Entries from a dataset of interfaces
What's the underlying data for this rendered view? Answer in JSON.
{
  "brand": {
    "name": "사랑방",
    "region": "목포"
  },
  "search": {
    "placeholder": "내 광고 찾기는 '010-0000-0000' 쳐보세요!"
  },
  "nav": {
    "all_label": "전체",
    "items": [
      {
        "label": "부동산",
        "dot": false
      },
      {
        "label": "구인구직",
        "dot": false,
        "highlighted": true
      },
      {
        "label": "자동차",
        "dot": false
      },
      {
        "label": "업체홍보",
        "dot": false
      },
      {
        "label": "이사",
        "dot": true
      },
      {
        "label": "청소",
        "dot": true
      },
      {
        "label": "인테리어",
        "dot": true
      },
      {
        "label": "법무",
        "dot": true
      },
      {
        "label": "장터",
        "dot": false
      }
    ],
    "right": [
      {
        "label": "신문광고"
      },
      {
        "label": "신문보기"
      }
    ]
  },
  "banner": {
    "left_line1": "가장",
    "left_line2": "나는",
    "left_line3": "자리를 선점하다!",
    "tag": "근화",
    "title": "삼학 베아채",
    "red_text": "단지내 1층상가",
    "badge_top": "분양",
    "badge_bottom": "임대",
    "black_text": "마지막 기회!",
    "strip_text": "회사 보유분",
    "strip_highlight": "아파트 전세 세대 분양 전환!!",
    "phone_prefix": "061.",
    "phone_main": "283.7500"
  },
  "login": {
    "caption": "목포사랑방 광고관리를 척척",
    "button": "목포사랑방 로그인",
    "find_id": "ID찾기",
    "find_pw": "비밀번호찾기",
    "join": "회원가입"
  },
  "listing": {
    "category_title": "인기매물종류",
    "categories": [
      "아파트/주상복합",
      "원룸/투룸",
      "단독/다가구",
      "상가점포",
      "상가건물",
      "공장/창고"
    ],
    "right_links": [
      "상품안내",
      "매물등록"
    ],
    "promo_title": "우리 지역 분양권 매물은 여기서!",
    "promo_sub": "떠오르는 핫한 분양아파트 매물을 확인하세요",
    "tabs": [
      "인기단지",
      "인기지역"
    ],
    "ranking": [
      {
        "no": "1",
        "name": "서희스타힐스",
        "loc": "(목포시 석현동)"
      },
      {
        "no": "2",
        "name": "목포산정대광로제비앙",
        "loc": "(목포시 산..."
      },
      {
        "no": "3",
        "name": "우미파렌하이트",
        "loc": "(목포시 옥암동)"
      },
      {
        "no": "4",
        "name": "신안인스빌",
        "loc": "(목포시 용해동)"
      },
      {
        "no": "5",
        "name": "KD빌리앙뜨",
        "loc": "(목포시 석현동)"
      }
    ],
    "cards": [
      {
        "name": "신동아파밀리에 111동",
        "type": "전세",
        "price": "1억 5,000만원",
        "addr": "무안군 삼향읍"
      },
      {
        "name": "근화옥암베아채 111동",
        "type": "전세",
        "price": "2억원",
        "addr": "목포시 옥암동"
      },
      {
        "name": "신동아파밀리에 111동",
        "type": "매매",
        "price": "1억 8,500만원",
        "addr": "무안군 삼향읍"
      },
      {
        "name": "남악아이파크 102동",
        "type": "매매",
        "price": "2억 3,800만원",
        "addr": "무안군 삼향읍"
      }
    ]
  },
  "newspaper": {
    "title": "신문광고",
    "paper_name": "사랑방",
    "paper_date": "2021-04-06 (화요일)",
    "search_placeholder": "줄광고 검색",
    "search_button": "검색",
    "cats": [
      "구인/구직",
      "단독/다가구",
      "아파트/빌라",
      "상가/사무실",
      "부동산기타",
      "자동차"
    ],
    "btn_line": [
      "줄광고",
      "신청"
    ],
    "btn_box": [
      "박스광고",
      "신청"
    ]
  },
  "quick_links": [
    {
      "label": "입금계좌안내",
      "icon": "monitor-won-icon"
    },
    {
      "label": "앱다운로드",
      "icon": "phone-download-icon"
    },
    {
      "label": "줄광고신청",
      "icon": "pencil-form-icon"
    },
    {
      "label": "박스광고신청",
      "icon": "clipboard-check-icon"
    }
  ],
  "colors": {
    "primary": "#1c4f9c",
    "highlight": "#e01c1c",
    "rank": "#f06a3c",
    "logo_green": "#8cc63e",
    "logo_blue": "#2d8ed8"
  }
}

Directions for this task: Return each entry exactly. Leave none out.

Task response:
What's the underlying data for this rendered view? Answer in JSON.
{
  "brand": {
    "name": "사랑방",
    "region": "목포"
  },
  "search": {
    "placeholder": "내 광고 찾기는 '010-0000-0000' 쳐보세요!"
  },
  "nav": {
    "all_label": "전체",
    "items": [
      {
        "label": "부동산",
        "dot": false
      },
      {
        "label": "구인구직",
        "dot": false,
        "highlighted": true
      },
      {
        "label": "자동차",
        "dot": false
      },
      {
        "label": "업체홍보",
        "dot": false
      },
      {
        "label": "이사",
        "dot": true
      },
      {
        "label": "청소",
        "dot": true
      },
      {
        "label": "인테리어",
        "dot": true
      },
      {
        "label": "법무",
        "dot": true
      },
      {
        "label": "장터",
        "dot": false
      }
    ],
    "right": [
      {
        "label": "신문광고"
      },
      {
        "label": "신문보기"
      }
    ]
  },
  "banner": {
    "left_line1": "가장",
    "left_line2": "나는",
    "left_line3": "자리를 선점하다!",
    "tag": "근화",
    "title": "삼학 베아채",
    "red_text": "단지내 1층상가",
    "badge_top": "분양",
    "badge_bottom": "임대",
    "black_text": "마지막 기회!",
    "strip_text": "회사 보유분",
    "strip_highlight": "아파트 전세 세대 분양 전환!!",
    "phone_prefix": "061.",
    "phone_main": "283.7500"
  },
  "login": {
    "caption": "목포사랑방 광고관리를 척척",
    "button": "목포사랑방 로그인",
    "find_id": "ID찾기",
    "find_pw": "비밀번호찾기",
    "join": "회원가입"
  },
  "listing": {
    "category_title": "인기매물종류",
    "categories": [
      "아파트/주상복합",
      "원룸/투룸",
      "단독/다가구",
      "상가점포",
      "상가건물",
      "공장/창고"
    ],
    "right_links": [
      "상품안내",
      "매물등록"
    ],
    "promo_title": "우리 지역 분양권 매물은 여기서!",
    "promo_sub": "떠오르는 핫한 분양아파트 매물을 확인하세요",
    "tabs": [
      "인기단지",
      "인기지역"
    ],
    "ranking": [
      {
        "no": "1",
        "name": "서희스타힐스",
        "loc": "(목포시 석현동)"
      },
      {
        "no": "2",
        "name": "목포산정대광로제비앙",
        "loc": "(목포시 산..."
      },
      {
        "no": "3",
        "name": "우미파렌하이트",
        "loc": "(목포시 옥암동)"
      },
      {
        "no": "4",
        "name": "신안인스빌",
        "loc": "(목포시 용해동)"
      },
      {
        "no": "5",
        "name": "KD빌리앙뜨",
        "loc": "(목포시 석현동)"
      }
    ],
    "cards": [
      {
        "name": "신동아파밀리에 111동",
        "type": "전세",
        "price": "1억 5,000만원",
        "addr": "무안군 삼향읍"
      },
      {
        "name": "근화옥암베아채 111동",
        "type": "전세",
        "price": "2억원",
        "addr": "목포시 옥암동"
      },
      {
        "name": "신동아파밀리에 111동",
        "type": "매매",
        "price": "1억 8,500만원",
        "addr": "무안군 삼향읍"
      },
      {
        "name": "남악아이파크 102동",
        "type": "매매",
        "price": "2억 3,800만원",
        "addr": "무안군 삼향읍"
      }
    ]
  },
  "newspaper": {
    "title": "신문광고",
    "paper_name": "사랑방",
    "paper_date": "2021-04-06 (화요일)",
    "search_placeholder": "줄광고 검색",
    "search_button": "검색",
    "cats": [
      "구인/구직",
      "단독/다가구",
      "아파트/빌라",
      "상가/사무실",
      "부동산기타",
      "자동차"
    ],
    "btn_line": [
      "줄광고",
      "신청"
    ],
    "btn_box": [
      "박스광고",
      "신청"
    ]
  },
  "quick_links": [
    {
      "label": "입금계좌안내",
      "icon": "monitor-won-icon"
    },
    {
      "label": "앱다운로드",
      "icon": "phone-download-icon"
    },
    {
      "label": "줄광고신청",
      "icon": "pencil-form-icon"
    },
    {
      "label": "박스광고신청",
      "icon": "clipboard-check-icon"
    }
  ],
  "colors": {
    "primary": "#1c4f9c",
    "highlight": "#e01c1c",
    "rank": "#f06a3c",
    "logo_green": "#8cc63e",
    "logo_blue": "#2d8ed8"
  }
}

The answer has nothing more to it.